  36. 36. Characteristics of Business Angels <ul><li>Bill Wetzel found that business angels are mainly American self-made entrepreneur millionaires who: </li></ul><ul><li>Have made it on their own, have substantial business and financial experience, and are likely to be in their 40s or 50s. </li></ul><ul><li>Are well educated: 95% hold college degrees and 51% have graduate degrees. </li></ul><ul><li>Have technical or business education—of those who have graduate degrees, 44% were in a technical field and 35% in business or economics. </li></ul><ul><li>Are predominantly male—over 96% are men. </li></ul>
  37. 37. Sources of Capital <ul><li>IPO </li></ul><ul><ul><li>Usually when Angels, Venture Capitalists and sometimes entrepreneur try to “cash out” </li></ul></ul><ul><ul><li>Expensive </li></ul></ul><ul><ul><li>Time Consuming </li></ul></ul><ul><ul><li>Highly dependent on where the business cycle is </li></ul></ul>
  38. 38. Finding Money <ul><li>Less than 1 percent from SBA </li></ul><ul><li>Angels -- Informal Capital </li></ul><ul><ul><li>Require an average of 26%/yr </li></ul></ul><ul><ul><li>Usually local </li></ul></ul><ul><ul><li>Accept about 30% of deals </li></ul></ul><ul><li>Banks </li></ul><ul><ul><li>Will lend but usually require collateral </li></ul></ul><ul><ul><li>Easier to get a personal loan than a commercial loan </li></ul></ul>

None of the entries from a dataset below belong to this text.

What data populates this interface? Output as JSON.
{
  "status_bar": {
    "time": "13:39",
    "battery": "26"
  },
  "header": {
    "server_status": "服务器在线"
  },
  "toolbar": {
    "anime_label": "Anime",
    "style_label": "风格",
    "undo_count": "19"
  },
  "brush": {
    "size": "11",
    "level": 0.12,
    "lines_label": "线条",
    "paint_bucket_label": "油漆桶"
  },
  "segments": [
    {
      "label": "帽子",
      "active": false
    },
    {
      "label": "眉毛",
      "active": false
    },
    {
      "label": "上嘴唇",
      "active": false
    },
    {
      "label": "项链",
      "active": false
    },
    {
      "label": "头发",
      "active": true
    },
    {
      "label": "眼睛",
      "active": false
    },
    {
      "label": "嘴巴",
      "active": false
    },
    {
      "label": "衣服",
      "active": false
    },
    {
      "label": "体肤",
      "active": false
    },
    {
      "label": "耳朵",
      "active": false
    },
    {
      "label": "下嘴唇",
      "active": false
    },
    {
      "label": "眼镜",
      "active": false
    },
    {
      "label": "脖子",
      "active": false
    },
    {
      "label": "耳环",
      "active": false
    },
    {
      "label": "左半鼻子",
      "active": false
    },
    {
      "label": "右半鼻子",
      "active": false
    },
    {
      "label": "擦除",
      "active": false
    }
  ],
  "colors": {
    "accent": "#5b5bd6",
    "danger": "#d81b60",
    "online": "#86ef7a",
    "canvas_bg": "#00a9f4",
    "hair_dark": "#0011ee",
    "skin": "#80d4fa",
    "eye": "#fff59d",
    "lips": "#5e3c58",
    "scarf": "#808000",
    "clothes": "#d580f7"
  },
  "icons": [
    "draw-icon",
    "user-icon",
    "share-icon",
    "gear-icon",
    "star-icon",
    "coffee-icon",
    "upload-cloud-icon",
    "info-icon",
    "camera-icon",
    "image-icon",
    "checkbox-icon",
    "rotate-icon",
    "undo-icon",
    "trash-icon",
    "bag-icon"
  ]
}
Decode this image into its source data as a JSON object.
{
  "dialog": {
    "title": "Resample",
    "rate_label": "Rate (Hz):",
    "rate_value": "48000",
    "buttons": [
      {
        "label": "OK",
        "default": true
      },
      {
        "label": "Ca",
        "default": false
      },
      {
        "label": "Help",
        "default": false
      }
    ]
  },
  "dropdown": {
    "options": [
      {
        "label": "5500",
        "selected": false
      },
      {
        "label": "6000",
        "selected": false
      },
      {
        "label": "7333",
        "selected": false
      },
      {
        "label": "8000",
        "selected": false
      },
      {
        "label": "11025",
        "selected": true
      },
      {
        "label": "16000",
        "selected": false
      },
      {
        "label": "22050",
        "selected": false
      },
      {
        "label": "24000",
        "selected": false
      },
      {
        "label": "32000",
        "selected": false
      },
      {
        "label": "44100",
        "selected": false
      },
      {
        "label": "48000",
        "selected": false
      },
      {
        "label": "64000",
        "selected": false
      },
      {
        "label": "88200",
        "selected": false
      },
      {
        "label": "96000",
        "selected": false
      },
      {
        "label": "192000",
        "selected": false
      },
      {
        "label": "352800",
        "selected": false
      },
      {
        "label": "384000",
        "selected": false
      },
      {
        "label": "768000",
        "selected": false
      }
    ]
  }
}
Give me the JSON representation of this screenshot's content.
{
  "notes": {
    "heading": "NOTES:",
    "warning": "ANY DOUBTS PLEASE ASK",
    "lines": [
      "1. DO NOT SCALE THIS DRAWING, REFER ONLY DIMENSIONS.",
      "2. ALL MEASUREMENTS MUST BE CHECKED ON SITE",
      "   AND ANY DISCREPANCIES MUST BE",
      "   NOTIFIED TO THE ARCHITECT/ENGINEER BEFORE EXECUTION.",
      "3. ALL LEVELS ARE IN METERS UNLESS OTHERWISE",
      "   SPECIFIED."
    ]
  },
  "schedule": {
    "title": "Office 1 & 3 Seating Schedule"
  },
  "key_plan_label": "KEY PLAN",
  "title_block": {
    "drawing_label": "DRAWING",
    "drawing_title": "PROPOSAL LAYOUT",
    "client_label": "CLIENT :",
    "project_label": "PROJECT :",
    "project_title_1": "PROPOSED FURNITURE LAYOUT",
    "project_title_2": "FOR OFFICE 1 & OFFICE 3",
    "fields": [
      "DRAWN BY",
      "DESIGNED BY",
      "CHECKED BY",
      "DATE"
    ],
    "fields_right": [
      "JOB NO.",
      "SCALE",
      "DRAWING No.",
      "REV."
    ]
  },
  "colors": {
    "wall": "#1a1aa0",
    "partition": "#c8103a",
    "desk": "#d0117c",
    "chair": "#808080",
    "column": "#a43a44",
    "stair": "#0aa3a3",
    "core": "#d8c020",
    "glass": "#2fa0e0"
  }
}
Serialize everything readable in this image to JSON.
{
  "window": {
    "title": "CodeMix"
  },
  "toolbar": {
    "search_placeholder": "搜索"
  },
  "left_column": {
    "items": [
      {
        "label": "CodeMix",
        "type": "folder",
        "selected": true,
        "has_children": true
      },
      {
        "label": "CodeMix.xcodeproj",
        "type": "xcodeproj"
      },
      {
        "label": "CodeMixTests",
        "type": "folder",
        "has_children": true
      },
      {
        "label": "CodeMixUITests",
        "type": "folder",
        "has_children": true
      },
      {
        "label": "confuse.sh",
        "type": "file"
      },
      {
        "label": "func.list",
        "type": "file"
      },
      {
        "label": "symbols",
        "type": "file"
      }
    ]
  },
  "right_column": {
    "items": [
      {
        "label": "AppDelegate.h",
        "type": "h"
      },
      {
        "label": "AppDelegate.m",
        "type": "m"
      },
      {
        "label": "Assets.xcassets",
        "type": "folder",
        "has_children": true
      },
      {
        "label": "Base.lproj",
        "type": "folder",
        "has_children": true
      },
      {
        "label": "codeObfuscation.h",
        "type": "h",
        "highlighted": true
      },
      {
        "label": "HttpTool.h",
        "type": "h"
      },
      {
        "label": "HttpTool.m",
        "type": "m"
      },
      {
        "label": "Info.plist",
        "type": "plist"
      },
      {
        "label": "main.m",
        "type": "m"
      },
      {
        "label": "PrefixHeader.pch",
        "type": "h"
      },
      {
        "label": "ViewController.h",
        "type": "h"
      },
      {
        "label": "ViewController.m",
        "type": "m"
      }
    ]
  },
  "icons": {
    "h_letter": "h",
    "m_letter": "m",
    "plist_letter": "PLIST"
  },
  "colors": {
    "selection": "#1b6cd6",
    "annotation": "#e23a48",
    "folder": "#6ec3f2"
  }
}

  39. 39. Resources and Sources <ul><li> </li></ul><ul><li>Angel Investor Networks/Venture Exhibitions or Venture Fairs </li></ul><ul><li>Your Business School (Entrepreneurship Center, Alumni Network) </li></ul><ul><li>Business Plan Competitions ($25 K - $100 K) </li></ul><ul><li>City, State and Regional Economic Development agencies/departments </li></ul>
  40. 40. Contact information <ul><li>Jeffrey A. Robinson, Ph.D. </li></ul><ul><li>[email_address] </li></ul><ul><li> </li></ul><ul><li> </li></ul><ul><ul><li>African American Women Entrepreneurs Research Project </li></ul></ul><ul><ul><li>The Ph.D. Project – Ph.D. in Business School </li></ul></ul><ul><ul><li>Venture Plan Document </li></ul></ul>